The speakers must form an isosceles triangle with the listening position. The speakers are placed in font of us just like a live orchestra
The greater the distance between the main speakers, the wider is the stereo image that we get. However we must be careful not to place the speakers too far apart, or we will create an acoustic hole between them
The tweeter must be placed at the ear level when seated at the listening position an there should be no objects in the direct path of the sound to our ears
Slightly turning the speakers towards the listening position improves the sound focus but it reduces the dimensions of the sound image. This affects some speakers more than others. Trial is the best way to determine this...
All speakers must be broken in for some time. Use your speakers for at least for 100 hours in mid to low listening levels, before they can perform at their best.
Align its facade with the TV screen, to reduce diffraction. Diffraction is the secondary sound generated when sound meets a discontinuity
If the speaker is placed below the TV, tilt it upwards, towards the listeners. If it is placed above the TV, tilt it downward towards the listeners
Make sure that the central speaker is not placed above or below the tweeter level of the main speakers by more than 60-70 cm
The reflections from the Surround speakers are useful, in reverse of the reflections of the main speakers that are destructive to the sound quality
The tweeter must not aim at your ears
The sound must be directed towards a wall so that it reaches our ears after a reflection
It is preferable that they are placed at least 50 cm above the ear level of the seated audience
The successful placement and adjustment of a subwoofer is the result of many trials. A correctly placed and adjusted subwoofer generates sound that cannot be localized as coming from a separate speaker.
Place the subwoofer near the listening position. Play a jazz piece with acoustic bass and many succeeding notes "walking bass". Get down on your knees (beware of your neighbors...) and find the exact point of the room where the bass sounds the clearest. Now change position, place the subwoofer at this spot and sit at your listening position.
Avoid placement of the subwoofer equidistant from the two walls. If, for example, the width of the room is 8 m, do not place the subwoofer at the middle of this distance (4 m).
Do not place the subwoofer in the corner and at the same distance from the two corner walls.
Place the subwoofer as close to the listening position as possible. This way you will experience more of the direct sound of the subwoofer instead of the reflections of the room.
The use of two subwoofers, to the left and to the right of the listening position, is the ideal albeit more expensive solution.
The ideal location for the subwoofer may not be practical. Think of the decor of the room and make sure the subwoofers are not in the way.
Experiment with various locations based on the above suggestions. You will be rewarded with much better sound without additional cost.
You will enjoy uniform, fully extended low frequencies with minimal to none standing waves.

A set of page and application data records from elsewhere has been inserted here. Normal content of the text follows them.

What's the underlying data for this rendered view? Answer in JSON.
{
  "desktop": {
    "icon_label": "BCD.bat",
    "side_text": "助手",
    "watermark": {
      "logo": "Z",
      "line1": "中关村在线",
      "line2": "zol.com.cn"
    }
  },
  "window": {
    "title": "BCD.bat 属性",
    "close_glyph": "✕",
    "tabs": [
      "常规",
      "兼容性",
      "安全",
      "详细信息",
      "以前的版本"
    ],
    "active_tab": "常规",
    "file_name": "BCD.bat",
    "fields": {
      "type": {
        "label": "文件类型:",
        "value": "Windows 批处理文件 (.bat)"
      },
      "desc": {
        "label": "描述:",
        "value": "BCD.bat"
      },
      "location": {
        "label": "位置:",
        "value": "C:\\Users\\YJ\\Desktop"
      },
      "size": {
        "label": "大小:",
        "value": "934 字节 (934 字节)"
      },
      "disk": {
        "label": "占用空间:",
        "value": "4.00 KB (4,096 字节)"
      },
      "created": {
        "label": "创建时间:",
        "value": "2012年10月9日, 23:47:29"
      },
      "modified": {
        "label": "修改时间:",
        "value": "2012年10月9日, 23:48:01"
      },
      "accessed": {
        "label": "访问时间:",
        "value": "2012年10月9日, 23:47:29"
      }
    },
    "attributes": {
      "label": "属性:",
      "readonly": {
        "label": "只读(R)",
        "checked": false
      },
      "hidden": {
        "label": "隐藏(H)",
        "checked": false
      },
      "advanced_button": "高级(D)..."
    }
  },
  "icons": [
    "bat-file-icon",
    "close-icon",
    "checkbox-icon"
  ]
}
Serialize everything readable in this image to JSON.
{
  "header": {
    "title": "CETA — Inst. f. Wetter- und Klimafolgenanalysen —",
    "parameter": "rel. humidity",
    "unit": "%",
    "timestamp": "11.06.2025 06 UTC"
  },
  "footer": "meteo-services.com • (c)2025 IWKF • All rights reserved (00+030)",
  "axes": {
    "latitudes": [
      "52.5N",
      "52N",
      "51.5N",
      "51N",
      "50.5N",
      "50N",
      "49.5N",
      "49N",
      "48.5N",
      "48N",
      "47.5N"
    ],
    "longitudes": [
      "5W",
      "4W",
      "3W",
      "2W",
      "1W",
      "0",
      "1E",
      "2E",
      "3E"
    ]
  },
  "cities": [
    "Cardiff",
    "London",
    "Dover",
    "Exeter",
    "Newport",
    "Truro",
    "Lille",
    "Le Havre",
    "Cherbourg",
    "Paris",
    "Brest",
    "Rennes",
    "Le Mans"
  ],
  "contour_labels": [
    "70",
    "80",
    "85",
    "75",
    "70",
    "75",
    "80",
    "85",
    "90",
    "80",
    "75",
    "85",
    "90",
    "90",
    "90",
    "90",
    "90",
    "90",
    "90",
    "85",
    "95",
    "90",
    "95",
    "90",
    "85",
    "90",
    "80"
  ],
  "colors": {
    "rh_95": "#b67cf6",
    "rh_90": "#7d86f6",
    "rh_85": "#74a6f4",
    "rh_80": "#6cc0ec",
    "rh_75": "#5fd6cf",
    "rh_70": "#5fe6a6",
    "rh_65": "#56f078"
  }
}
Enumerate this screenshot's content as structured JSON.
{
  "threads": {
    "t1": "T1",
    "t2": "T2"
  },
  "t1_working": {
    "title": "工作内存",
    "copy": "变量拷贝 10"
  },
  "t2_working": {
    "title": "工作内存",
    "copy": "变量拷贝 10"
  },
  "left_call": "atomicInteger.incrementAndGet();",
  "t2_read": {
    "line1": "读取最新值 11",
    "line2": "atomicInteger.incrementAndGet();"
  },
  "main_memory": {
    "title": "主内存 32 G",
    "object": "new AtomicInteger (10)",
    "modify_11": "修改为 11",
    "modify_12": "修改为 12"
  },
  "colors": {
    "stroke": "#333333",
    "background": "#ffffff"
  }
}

Extensive THX and AES (Audio Engineering Society) research has proven that the use of two and - even better - four subwoofers is the best solution for achieving a uniform bass performance for many seats around the listening area.
Each subwoofer creates its own modes, which overlap randomly with the modes of the other subwoofers in the room. Statistically, this results in a more uniform result, with the big dips and peaks in the low frequency response being mitigated considerably.
Overall, the use of at least two or even four subwoofers, leads to the following advantages:
For the ones craving the most realistic LFE experience, the extra cost is definitely worth the effort!